All of the listing below must be repeated word for word. Pictures are the only thing to omit.
#### Records for this task
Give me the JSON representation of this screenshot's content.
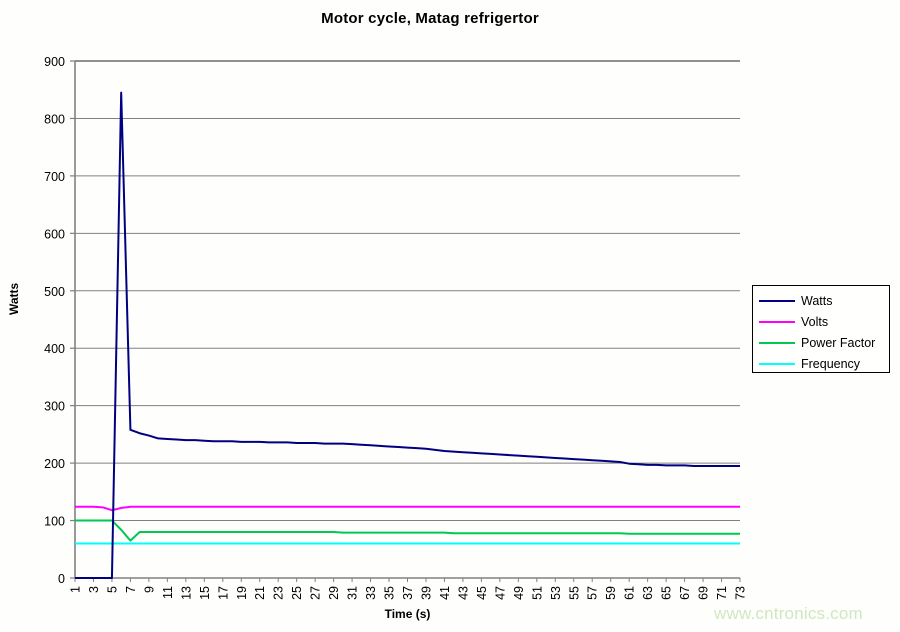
{
  "chart_data": {
    "type": "line",
    "title": "Motor cycle, Matag refrigertor",
    "xlabel": "Time (s)",
    "ylabel": "Watts",
    "xlim": [
      1,
      73
    ],
    "ylim": [
      0,
      900
    ],
    "ytick_step": 100,
    "yticks": [
      0,
      100,
      200,
      300,
      400,
      500,
      600,
      700,
      800,
      900
    ],
    "xticks": [
      1,
      3,
      5,
      7,
      9,
      11,
      13,
      15,
      17,
      19,
      21,
      23,
      25,
      27,
      29,
      31,
      33,
      35,
      37,
      39,
      41,
      43,
      45,
      47,
      49,
      51,
      53,
      55,
      57,
      59,
      61,
      63,
      65,
      67,
      69,
      71,
      73
    ],
    "x": [
      1,
      2,
      3,
      4,
      5,
      6,
      7,
      8,
      9,
      10,
      11,
      12,
      13,
      14,
      15,
      16,
      17,
      18,
      19,
      20,
      21,
      22,
      23,
      24,
      25,
      26,
      27,
      28,
      29,
      30,
      31,
      32,
      33,
      34,
      35,
      36,
      37,
      38,
      39,
      40,
      41,
      42,
      43,
      44,
      45,
      46,
      47,
      48,
      49,
      50,
      51,
      52,
      53,
      54,
      55,
      56,
      57,
      58,
      59,
      60,
      61,
      62,
      63,
      64,
      65,
      66,
      67,
      68,
      69,
      70,
      71,
      72,
      73
    ],
    "grid": "horizontal",
    "legend_position": "right",
    "series": [
      {
        "name": "Watts",
        "color": "#000080",
        "values": [
          0,
          0,
          0,
          0,
          0,
          845,
          258,
          252,
          248,
          243,
          242,
          241,
          240,
          240,
          239,
          238,
          238,
          238,
          237,
          237,
          237,
          236,
          236,
          236,
          235,
          235,
          235,
          234,
          234,
          234,
          233,
          232,
          231,
          230,
          229,
          228,
          227,
          226,
          225,
          223,
          221,
          220,
          219,
          218,
          217,
          216,
          215,
          214,
          213,
          212,
          211,
          210,
          209,
          208,
          207,
          206,
          205,
          204,
          203,
          202,
          199,
          198,
          197,
          197,
          196,
          196,
          196,
          195,
          195,
          195,
          195,
          195,
          195
        ]
      },
      {
        "name": "Volts",
        "color": "#FF00FF",
        "values": [
          124,
          124,
          124,
          123,
          118,
          122,
          124,
          124,
          124,
          124,
          124,
          124,
          124,
          124,
          124,
          124,
          124,
          124,
          124,
          124,
          124,
          124,
          124,
          124,
          124,
          124,
          124,
          124,
          124,
          124,
          124,
          124,
          124,
          124,
          124,
          124,
          124,
          124,
          124,
          124,
          124,
          124,
          124,
          124,
          124,
          124,
          124,
          124,
          124,
          124,
          124,
          124,
          124,
          124,
          124,
          124,
          124,
          124,
          124,
          124,
          124,
          124,
          124,
          124,
          124,
          124,
          124,
          124,
          124,
          124,
          124,
          124,
          124
        ]
      },
      {
        "name": "Power Factor",
        "color": "#00C853",
        "values": [
          100,
          100,
          100,
          100,
          100,
          84,
          65,
          80,
          80,
          80,
          80,
          80,
          80,
          80,
          80,
          80,
          80,
          80,
          80,
          80,
          80,
          80,
          80,
          80,
          80,
          80,
          80,
          80,
          80,
          79,
          79,
          79,
          79,
          79,
          79,
          79,
          79,
          79,
          79,
          79,
          79,
          78,
          78,
          78,
          78,
          78,
          78,
          78,
          78,
          78,
          78,
          78,
          78,
          78,
          78,
          78,
          78,
          78,
          78,
          78,
          77,
          77,
          77,
          77,
          77,
          77,
          77,
          77,
          77,
          77,
          77,
          77,
          77
        ]
      },
      {
        "name": "Frequency",
        "color": "#00FFFF",
        "values": [
          60,
          60,
          60,
          60,
          60,
          60,
          60,
          60,
          60,
          60,
          60,
          60,
          60,
          60,
          60,
          60,
          60,
          60,
          60,
          60,
          60,
          60,
          60,
          60,
          60,
          60,
          60,
          60,
          60,
          60,
          60,
          60,
          60,
          60,
          60,
          60,
          60,
          60,
          60,
          60,
          60,
          60,
          60,
          60,
          60,
          60,
          60,
          60,
          60,
          60,
          60,
          60,
          60,
          60,
          60,
          60,
          60,
          60,
          60,
          60,
          60,
          60,
          60,
          60,
          60,
          60,
          60,
          60,
          60,
          60,
          60,
          60,
          60
        ]
      }
    ]
  },
  "legend": {
    "items": [
      {
        "label": "Watts",
        "color": "#000080"
      },
      {
        "label": "Volts",
        "color": "#FF00FF"
      },
      {
        "label": "Power Factor",
        "color": "#00C853"
      },
      {
        "label": "Frequency",
        "color": "#00FFFF"
      }
    ]
  },
  "watermark": {
    "text": "www.cntronics.com"
  },
  "colors": {
    "axis": "#808080",
    "grid": "#808080",
    "background": "#FEFEFC",
    "text": "#000000"
  }
}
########
Answer space:
Give me the JSON representation of this screenshot's content.
{
  "chart_data": {
    "type": "line",
    "title": "Motor cycle, Matag refrigertor",
    "xlabel": "Time (s)",
    "ylabel": "Watts",
    "xlim": [
      1,
      73
    ],
    "ylim": [
      0,
      900
    ],
    "ytick_step": 100,
    "yticks": [
      0,
      100,
      200,
      300,
      400,
      500,
      600,
      700,
      800,
      900
    ],
    "xticks": [
      1,
      3,
      5,
      7,
      9,
      11,
      13,
      15,
      17,
      19,
      21,
      23,
      25,
      27,
      29,
      31,
      33,
      35,
      37,
      39,
      41,
      43,
      45,
      47,
      49,
      51,
      53,
      55,
      57,
      59,
      61,
      63,
      65,
      67,
      69,
      71,
      73
    ],
    "x": [
      1,
      2,
      3,
      4,
      5,
      6,
      7,
      8,
      9,
      10,
      11,
      12,
      13,
      14,
      15,
      16,
      17,
      18,
      19,
      20,
      21,
      22,
      23,
      24,
      25,
      26,
      27,
      28,
      29,
      30,
      31,
      32,
      33,
      34,
      35,
      36,
      37,
      38,
      39,
      40,
      41,
      42,
      43,
      44,
      45,
      46,
      47,
      48,
      49,
      50,
      51,
      52,
      53,
      54,
      55,
      56,
      57,
      58,
      59,
      60,
      61,
      62,
      63,
      64,
      65,
      66,
      67,
      68,
      69,
      70,
      71,
      72,
      73
    ],
    "grid": "horizontal",
    "legend_position": "right",
    "series": [
      {
        "name": "Watts",
        "color": "#000080",
        "values": [
          0,
          0,
          0,
          0,
          0,
          845,
          258,
          252,
          248,
          243,
          242,
          241,
          240,
          240,
          239,
          238,
          238,
          238,
          237,
          237,
          237,
          236,
          236,
          236,
          235,
          235,
          235,
          234,
          234,
          234,
          233,
          232,
          231,
          230,
          229,
          228,
          227,
          226,
          225,
          223,
          221,
          220,
          219,
          218,
          217,
          216,
          215,
          214,
          213,
          212,
          211,
          210,
          209,
          208,
          207,
          206,
          205,
          204,
          203,
          202,
          199,
          198,
          197,
          197,
          196,
          196,
          196,
          195,
          195,
          195,
          195,
          195,
          195
        ]
      },
      {
        "name": "Volts",
        "color": "#FF00FF",
        "values": [
          124,
          124,
          124,
          123,
          118,
          122,
          124,
          124,
          124,
          124,
          124,
          124,
          124,
          124,
          124,
          124,
          124,
          124,
          124,
          124,
          124,
          124,
          124,
          124,
          124,
          124,
          124,
          124,
          124,
          124,
          124,
          124,
          124,
          124,
          124,
          124,
          124,
          124,
          124,
          124,
          124,
          124,
          124,
          124,
          124,
          124,
          124,
          124,
          124,
          124,
          124,
          124,
          124,
          124,
          124,
          124,
          124,
          124,
          124,
          124,
          124,
          124,
          124,
          124,
          124,
          124,
          124,
          124,
          124,
          124,
          124,
          124,
          124
        ]
      },
      {
        "name": "Power Factor",
        "color": "#00C853",
        "values": [
          100,
          100,
          100,
          100,
          100,
          84,
          65,
          80,
          80,
          80,
          80,
          80,
          80,
          80,
          80,
          80,
          80,
          80,
          80,
          80,
          80,
          80,
          80,
          80,
          80,
          80,
          80,
          80,
          80,
          79,
          79,
          79,
          79,
          79,
          79,
          79,
          79,
          79,
          79,
          79,
          79,
          78,
          78,
          78,
          78,
          78,
          78,
          78,
          78,
          78,
          78,
          78,
          78,
          78,
          78,
          78,
          78,
          78,
          78,
          78,
          77,
          77,
          77,
          77,
          77,
          77,
          77,
          77,
          77,
          77,
          77,
          77,
          77
        ]
      },
      {
        "name": "Frequency",
        "color": "#00FFFF",
        "values": [
          60,
          60,
          60,
          60,
          60,
          60,
          60,
          60,
          60,
          60,
          60,
          60,
          60,
          60,
          60,
          60,
          60,
          60,
          60,
          60,
          60,
          60,
          60,
          60,
          60,
          60,
          60,
          60,
          60,
          60,
          60,
          60,
          60,
          60,
          60,
          60,
          60,
          60,
          60,
          60,
          60,
          60,
          60,
          60,
          60,
          60,
          60,
          60,
          60,
          60,
          60,
          60,
          60,
          60,
          60,
          60,
          60,
          60,
          60,
          60,
          60,
          60,
          60,
          60,
          60,
          60,
          60,
          60,
          60,
          60,
          60,
          60,
          60
        ]
      }
    ]
  },
  "legend": {
    "items": [
      {
        "label": "Watts",
        "color": "#000080"
      },
      {
        "label": "Volts",
        "color": "#FF00FF"
      },
      {
        "label": "Power Factor",
        "color": "#00C853"
      },
      {
        "label": "Frequency",
        "color": "#00FFFF"
      }
    ]
  },
  "watermark": {
    "text": "www.cntronics.com"
  },
  "colors": {
    "axis": "#808080",
    "grid": "#808080",
    "background": "#FEFEFC",
    "text": "#000000"
  }
}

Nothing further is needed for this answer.